TASK TO COMPLETE: Below are records. Copy every line with "JSON" in it.

GIVEN DATA Block Start

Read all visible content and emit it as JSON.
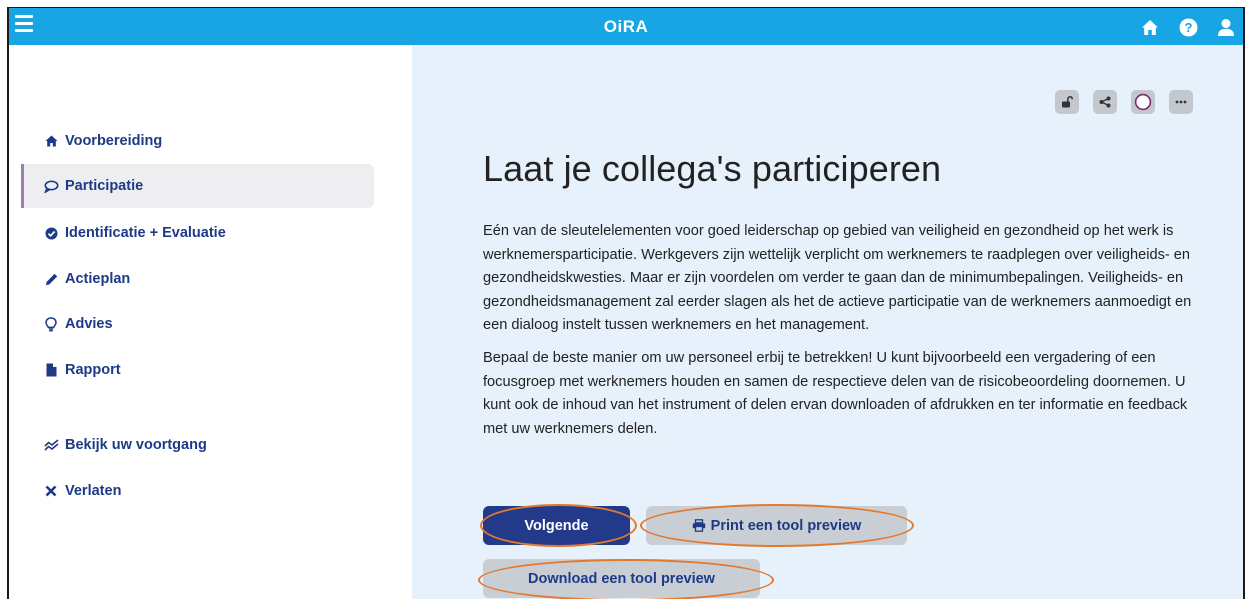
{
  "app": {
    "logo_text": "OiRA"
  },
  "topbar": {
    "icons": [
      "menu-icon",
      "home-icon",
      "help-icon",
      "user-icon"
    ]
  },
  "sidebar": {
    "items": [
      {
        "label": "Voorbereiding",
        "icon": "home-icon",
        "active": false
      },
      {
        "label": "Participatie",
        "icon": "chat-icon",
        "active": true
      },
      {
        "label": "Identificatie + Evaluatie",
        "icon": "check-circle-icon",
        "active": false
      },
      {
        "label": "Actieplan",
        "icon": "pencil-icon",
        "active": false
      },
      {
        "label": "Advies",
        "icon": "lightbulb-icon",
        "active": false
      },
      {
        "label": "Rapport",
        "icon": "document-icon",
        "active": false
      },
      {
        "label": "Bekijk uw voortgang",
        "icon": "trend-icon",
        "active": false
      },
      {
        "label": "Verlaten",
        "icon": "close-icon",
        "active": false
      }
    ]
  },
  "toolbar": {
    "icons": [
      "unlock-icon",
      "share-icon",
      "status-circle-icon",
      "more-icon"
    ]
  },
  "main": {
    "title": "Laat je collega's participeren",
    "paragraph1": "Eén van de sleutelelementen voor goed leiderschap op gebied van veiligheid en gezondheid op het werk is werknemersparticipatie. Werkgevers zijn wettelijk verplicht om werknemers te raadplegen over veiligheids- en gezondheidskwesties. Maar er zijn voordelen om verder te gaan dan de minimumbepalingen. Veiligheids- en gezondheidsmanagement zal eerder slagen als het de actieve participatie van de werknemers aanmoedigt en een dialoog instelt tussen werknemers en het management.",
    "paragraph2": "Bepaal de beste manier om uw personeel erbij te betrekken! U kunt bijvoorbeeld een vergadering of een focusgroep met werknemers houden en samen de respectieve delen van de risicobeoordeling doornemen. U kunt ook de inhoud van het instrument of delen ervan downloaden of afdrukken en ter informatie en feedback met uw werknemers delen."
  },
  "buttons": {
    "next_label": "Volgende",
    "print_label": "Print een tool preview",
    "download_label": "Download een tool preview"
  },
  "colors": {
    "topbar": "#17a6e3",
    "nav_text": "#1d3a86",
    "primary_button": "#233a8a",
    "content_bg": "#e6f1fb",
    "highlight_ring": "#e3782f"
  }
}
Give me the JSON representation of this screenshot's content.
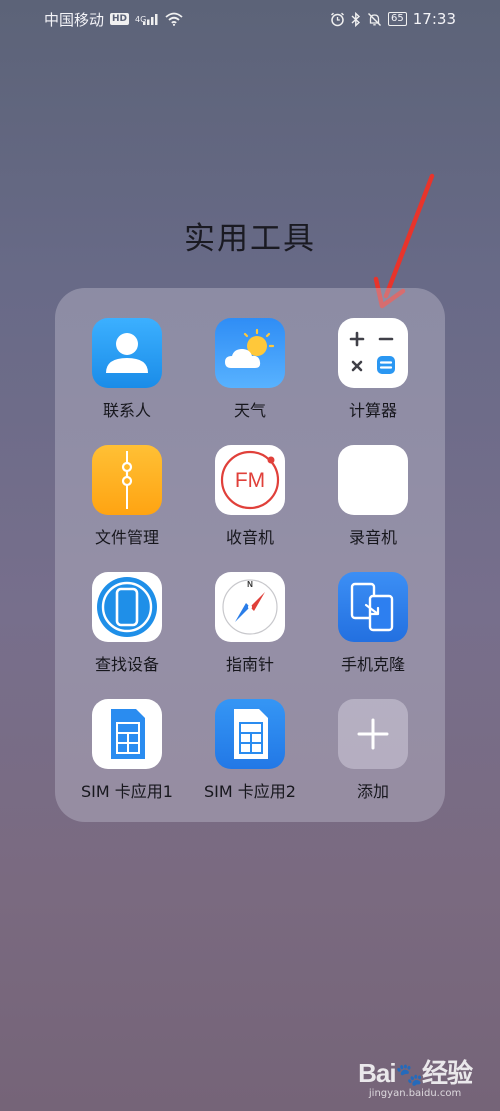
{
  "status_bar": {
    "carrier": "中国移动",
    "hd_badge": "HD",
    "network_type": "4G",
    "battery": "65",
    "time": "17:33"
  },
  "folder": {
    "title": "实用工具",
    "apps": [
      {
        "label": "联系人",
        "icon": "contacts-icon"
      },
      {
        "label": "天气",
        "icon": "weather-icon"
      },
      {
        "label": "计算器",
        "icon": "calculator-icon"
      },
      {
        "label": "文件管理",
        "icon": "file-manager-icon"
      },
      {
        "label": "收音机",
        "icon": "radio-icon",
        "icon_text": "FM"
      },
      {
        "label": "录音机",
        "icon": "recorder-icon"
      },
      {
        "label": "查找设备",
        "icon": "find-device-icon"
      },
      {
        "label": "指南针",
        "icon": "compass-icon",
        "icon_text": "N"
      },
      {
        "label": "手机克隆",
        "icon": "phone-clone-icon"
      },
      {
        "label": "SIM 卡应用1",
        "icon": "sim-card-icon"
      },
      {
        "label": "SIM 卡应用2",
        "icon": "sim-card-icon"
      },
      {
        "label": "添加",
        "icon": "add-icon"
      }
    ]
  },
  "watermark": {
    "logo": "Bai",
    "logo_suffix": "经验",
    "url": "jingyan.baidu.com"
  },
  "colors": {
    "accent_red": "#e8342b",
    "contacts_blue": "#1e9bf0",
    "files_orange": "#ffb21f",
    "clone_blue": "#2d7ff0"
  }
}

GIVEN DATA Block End
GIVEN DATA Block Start

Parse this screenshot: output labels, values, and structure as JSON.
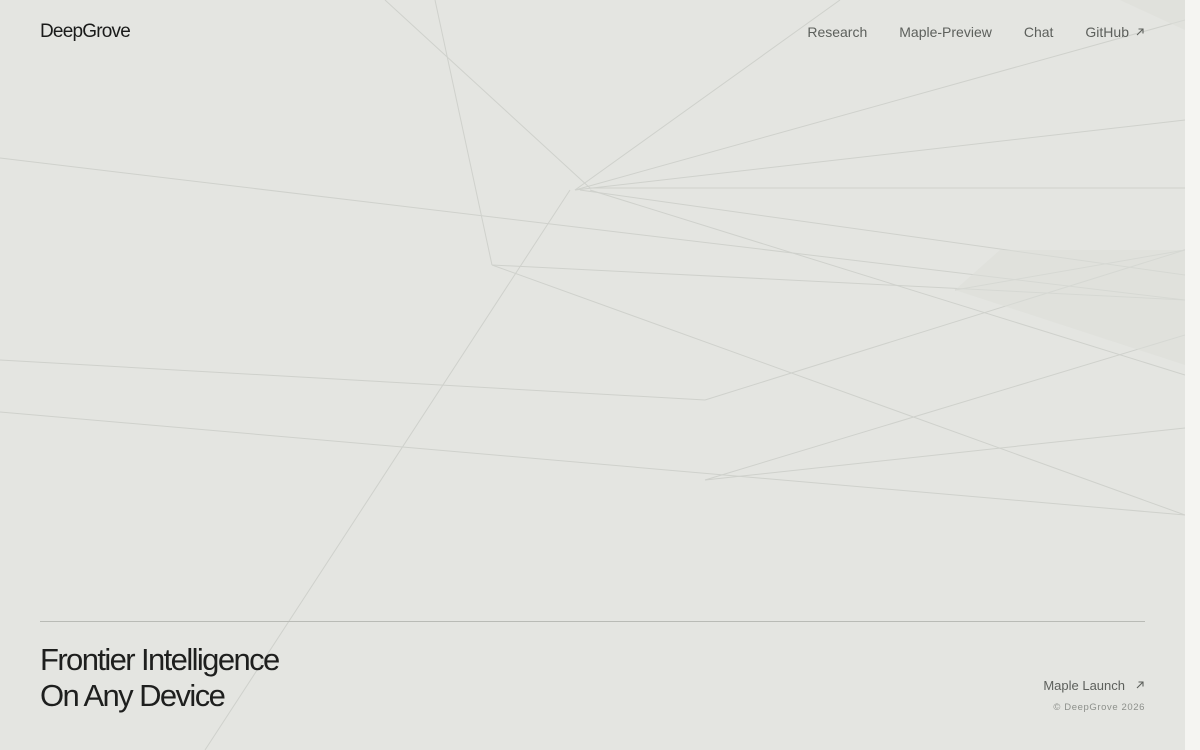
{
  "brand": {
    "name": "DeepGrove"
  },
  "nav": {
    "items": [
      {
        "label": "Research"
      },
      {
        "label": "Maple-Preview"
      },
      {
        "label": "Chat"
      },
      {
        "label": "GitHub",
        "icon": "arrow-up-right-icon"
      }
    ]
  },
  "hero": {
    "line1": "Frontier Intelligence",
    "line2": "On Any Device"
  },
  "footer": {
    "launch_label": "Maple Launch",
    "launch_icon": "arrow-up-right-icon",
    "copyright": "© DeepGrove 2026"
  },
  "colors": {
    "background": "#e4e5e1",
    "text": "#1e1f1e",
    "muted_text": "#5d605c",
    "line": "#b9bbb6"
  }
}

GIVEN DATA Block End
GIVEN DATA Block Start

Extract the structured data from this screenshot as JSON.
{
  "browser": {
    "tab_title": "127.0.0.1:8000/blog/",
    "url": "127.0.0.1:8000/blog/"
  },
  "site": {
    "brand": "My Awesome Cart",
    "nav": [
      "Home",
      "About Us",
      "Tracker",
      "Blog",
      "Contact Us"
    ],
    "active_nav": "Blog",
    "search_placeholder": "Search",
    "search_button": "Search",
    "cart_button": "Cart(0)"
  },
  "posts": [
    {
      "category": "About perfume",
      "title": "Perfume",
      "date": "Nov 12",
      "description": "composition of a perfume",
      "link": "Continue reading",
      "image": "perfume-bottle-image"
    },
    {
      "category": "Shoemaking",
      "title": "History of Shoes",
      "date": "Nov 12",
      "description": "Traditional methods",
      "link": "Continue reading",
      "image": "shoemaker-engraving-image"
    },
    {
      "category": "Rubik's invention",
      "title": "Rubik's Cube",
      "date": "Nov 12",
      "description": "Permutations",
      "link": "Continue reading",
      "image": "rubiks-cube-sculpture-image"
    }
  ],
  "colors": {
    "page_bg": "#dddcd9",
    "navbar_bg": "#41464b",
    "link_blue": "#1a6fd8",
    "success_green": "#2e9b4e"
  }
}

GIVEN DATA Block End

YOUR SOLUTION:
Read all visible content and emit it as JSON.
Give me the JSON representation of this screenshot's content.
Parse this screenshot: output labels, values, and structure as JSON.
Extract the structured data from this screenshot as JSON.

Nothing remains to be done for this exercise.